**Work required:**
From the records below, find each line with the string "title" and copy it.

Dataset entries:
==========
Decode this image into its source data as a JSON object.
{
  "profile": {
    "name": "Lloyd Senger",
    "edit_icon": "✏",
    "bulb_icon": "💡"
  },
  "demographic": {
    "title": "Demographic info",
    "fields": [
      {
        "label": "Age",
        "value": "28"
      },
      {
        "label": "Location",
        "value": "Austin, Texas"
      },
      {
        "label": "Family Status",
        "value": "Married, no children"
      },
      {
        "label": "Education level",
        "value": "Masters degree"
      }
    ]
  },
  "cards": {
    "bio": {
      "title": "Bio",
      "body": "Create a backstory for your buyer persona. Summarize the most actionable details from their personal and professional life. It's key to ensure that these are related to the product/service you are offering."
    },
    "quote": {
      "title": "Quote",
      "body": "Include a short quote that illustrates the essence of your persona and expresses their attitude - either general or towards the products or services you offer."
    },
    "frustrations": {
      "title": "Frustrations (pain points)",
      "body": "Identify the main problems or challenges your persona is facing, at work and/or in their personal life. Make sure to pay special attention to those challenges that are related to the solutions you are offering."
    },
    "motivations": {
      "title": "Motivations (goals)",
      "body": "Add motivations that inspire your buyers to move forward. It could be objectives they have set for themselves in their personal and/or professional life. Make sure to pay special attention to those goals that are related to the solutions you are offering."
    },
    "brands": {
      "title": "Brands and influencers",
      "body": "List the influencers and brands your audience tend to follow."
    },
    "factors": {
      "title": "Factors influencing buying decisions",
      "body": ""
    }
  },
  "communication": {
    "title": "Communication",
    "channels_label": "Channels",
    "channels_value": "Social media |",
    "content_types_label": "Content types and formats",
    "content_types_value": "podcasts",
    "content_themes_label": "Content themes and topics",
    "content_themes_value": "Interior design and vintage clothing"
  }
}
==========
**Your solution:**
    "title": "Demographic info",
      "title": "Bio",
      "title": "Quote",
      "title": "Frustrations (pain points)",
      "title": "Motivations (goals)",
      "title": "Brands and influencers",
      "title": "Factors influencing buying decisions",
    "title": "Communication",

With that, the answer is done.